Some problems start at the top.

A common theme in the state’s Phase II report on Davenport Schools is a disorganized central office and muddied chain of command, even as the report praises the district’s “strong leadership” since November.

Two major events happened in November: Former Superintendent Art Tate resigned and TJ Schneckloth was named interim superintendent, and the Phase II audit was ordered by the State Board of Education.

Davenport’s central office has an “uncommon structure,” according to the report, where responsibilities aren’t delegated to either associate superintendent, but rather handled directly by the superintendent.

“This has had a detrimental effect on the ability of the district to communicate effectively among staff and implement procedures or initiatives district-wide," the report said. "Buildings tend to work independently rather than working as a system.”

Tate put that system in place during his tenure, district officials said.

Building principals and central office staff worked directly with the superintendent for program and budget concerns, without a clear chain of command or regard for procedures to ensure district-wide implementation of centrally-made decisions.

According to the comprehensive annual financial report discussed at the Jan. 14 board meeting, in 2017-2018, the following positions reported directly to Tate: chief financial officer, director of exceptional education, director of human resources and equity, director of curriculum and instruction, director of learning information services, director of community relations and partnerships and Associate Superintendents Bill Schneden and Robert Scott.

Security, director of state and federal programs and services and elementary school principals reported to Schneden, while athletics and intermediate and secondary principals reported to Scott.

While concerns about the basic structure of the central office do not culminate into a legal citation, the school improvement team recommended the administrators, including building principals, review the structure and decision-making processes “to determine if these are designed to promote the student outcomes they want to achieve.”

Incoming superintendent Robert Kobylski said the central office structure came up during his interview in February, before the Phase II audit was completed.

“It’s not surprising they noted that as an issue,” he said.

Kobylski said he was doing his own research and had “very definitive ideas” about how to improve the district’s “vertical alignment.”  

“I’m in alignment with the state’s notion: there has to be a clear line of sight throughout the district … and that line of sight has to reach every single employee,” he said.

Another concern — and an actual legal citation — surrounding the central office is the lack of job evaluations for central office administrators and staff. There was “no evidence" administrators were annually evaluated, and “numerous” personnel files lacked current or on-cycle evaluation.

“That’ll be fixed immediately,” Kobylski said. “There’s no reason that should have happened.”

The district has four required corrective actions with two deadlines. By August 2019, the district must establish written evaluation criteria and annually implement evaluation procedures; establish written job descriptions for all supervisory positions; and review all administrative position files to determine the last evaluation.

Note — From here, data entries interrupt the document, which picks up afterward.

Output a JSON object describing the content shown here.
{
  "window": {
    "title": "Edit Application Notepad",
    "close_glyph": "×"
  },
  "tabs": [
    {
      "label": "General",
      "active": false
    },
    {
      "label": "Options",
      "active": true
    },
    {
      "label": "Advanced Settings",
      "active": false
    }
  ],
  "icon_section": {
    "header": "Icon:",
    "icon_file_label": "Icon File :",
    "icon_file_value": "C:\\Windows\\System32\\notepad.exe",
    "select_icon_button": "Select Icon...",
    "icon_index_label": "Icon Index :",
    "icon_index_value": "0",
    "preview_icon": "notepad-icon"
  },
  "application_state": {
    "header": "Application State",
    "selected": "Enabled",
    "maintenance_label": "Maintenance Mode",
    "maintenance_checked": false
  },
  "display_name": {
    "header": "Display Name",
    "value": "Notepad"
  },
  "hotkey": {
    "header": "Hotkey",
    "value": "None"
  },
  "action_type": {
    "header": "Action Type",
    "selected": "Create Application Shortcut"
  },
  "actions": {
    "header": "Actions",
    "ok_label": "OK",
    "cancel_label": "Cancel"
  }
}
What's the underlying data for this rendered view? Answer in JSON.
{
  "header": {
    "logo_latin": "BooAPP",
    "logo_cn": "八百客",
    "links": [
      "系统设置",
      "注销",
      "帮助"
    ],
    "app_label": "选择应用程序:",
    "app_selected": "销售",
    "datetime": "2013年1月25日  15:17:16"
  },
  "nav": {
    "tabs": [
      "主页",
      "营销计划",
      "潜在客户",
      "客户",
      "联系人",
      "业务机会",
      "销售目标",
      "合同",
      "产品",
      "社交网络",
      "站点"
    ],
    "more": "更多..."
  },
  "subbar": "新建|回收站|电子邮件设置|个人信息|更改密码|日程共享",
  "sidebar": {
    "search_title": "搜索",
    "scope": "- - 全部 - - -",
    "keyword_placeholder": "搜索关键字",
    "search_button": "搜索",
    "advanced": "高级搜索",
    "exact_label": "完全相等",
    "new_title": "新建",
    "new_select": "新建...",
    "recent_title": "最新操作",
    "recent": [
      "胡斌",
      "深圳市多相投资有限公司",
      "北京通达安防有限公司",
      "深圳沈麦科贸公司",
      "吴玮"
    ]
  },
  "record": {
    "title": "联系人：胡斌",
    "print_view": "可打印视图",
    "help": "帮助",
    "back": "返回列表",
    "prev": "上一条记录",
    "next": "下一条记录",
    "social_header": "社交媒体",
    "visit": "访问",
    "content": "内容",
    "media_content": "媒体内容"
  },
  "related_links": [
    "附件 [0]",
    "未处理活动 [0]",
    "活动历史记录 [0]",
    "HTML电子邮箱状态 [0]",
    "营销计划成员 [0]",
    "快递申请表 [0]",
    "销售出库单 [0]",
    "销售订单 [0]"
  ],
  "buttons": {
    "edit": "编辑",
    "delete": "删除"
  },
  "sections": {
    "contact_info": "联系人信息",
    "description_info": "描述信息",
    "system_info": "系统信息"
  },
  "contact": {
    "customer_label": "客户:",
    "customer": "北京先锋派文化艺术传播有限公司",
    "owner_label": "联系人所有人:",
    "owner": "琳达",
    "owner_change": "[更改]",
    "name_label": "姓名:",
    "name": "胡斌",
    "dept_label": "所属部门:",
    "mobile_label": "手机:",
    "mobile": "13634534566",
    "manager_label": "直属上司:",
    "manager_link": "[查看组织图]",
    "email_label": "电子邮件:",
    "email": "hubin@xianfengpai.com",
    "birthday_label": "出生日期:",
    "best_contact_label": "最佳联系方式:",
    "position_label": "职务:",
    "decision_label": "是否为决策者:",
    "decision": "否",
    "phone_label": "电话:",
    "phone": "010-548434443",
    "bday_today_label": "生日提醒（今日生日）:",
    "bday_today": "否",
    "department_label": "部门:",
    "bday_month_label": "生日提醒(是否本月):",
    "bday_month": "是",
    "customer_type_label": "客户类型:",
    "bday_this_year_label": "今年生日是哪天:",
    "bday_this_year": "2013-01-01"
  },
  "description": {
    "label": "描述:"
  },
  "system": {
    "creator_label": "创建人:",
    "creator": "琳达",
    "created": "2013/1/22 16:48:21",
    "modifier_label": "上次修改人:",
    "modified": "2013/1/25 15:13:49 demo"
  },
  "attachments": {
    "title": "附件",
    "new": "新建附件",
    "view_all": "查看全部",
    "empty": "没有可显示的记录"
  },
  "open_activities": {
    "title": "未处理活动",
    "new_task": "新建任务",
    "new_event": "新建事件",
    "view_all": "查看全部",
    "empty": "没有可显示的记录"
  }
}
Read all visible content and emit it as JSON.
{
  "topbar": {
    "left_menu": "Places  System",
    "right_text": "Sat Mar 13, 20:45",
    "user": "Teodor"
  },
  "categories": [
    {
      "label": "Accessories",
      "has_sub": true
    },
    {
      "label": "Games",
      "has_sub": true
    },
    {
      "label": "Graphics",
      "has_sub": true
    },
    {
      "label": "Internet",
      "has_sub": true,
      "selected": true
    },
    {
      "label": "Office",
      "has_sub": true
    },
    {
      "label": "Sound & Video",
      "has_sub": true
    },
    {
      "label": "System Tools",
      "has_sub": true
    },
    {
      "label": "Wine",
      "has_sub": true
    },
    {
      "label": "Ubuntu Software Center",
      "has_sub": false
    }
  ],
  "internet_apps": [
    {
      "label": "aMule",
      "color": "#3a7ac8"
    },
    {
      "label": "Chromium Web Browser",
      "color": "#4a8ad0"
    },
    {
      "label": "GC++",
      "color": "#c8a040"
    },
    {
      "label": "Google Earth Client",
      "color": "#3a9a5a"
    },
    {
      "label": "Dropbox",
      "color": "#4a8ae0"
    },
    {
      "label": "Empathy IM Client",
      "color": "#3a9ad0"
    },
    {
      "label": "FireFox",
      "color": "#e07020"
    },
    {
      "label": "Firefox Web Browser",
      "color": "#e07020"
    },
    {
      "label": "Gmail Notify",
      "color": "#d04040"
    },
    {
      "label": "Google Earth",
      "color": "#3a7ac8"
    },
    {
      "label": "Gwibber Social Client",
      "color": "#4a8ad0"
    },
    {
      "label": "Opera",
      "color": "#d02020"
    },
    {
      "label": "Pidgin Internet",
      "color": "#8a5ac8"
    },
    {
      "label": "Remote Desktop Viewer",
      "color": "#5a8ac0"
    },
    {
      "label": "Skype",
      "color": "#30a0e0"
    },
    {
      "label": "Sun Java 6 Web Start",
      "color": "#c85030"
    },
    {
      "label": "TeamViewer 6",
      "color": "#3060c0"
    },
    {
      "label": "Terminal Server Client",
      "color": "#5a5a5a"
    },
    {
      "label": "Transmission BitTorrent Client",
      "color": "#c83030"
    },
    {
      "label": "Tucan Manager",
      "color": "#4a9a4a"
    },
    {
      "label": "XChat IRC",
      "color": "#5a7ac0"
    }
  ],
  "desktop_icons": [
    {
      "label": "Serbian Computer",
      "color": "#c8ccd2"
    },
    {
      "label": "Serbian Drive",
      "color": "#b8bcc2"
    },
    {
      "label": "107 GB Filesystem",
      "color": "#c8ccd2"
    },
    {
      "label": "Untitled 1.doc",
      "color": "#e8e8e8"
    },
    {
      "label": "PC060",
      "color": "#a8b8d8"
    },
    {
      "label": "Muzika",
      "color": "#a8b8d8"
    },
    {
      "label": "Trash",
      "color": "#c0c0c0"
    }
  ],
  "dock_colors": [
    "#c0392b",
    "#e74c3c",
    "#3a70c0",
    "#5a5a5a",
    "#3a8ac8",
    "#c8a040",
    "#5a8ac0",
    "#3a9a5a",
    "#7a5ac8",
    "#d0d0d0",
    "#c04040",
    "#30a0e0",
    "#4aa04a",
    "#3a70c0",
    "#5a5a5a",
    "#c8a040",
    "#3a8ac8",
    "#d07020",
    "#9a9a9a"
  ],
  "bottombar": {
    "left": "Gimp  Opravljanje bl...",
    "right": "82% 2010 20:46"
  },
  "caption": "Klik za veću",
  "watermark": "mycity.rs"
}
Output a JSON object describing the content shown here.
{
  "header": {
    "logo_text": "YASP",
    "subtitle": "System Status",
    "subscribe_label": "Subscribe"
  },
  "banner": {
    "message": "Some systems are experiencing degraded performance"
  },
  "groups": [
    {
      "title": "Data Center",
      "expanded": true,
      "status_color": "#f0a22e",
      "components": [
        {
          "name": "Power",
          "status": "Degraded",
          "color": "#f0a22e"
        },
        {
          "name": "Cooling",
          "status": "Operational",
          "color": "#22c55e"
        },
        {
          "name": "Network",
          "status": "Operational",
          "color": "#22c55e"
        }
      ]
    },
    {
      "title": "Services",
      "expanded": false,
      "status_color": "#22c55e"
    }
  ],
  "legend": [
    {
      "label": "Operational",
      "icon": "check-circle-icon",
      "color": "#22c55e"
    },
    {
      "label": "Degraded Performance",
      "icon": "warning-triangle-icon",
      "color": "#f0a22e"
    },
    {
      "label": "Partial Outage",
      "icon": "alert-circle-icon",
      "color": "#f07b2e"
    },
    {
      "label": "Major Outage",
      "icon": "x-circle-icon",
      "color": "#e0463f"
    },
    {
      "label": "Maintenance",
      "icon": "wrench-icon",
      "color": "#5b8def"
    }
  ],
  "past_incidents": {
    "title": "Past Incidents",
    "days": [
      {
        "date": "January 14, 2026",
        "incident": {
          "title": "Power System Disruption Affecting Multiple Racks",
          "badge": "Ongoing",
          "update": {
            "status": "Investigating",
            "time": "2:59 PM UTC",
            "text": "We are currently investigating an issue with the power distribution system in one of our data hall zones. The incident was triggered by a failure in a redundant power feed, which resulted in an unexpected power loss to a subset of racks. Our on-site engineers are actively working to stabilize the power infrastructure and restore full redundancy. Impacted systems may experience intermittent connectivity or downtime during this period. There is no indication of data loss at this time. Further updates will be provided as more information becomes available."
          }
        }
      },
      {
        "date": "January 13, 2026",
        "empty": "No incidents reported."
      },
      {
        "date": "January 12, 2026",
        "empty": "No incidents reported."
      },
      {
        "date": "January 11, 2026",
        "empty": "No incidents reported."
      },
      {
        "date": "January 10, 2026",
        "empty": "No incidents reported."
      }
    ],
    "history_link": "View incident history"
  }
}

By August 2020, the district must be evaluating administrators on an annual basis.

Building principals are already being evaluated on an annual basis, Schneckloth said, adding that all of the evaluations for administrators in the central office were “started, at least.”

“Right now, we’re working on our national expert to rebuild,” he said. “We’re calling it a report card system that flows from buildings to assistant superintendents to the superintendent on our goals.”

In the meantime, Schneckloth said he was having “pre-meetings” with administrators to talk about the leadership standards from the state and to reflect on what evidence might demonstrate those standards were being met.

“I’m reviewing with each of them whether they’re meeting those goals,” he said.

The district will report to the Board of Education on Thursday, and the board will discuss the report and vote on the recommendations, pending any amendments board members might propose.

“It’s very important everyone understands we’re partnering with the state moving forward,” Kobylski said. “... We’re going to look back on this and realize we became a better district.”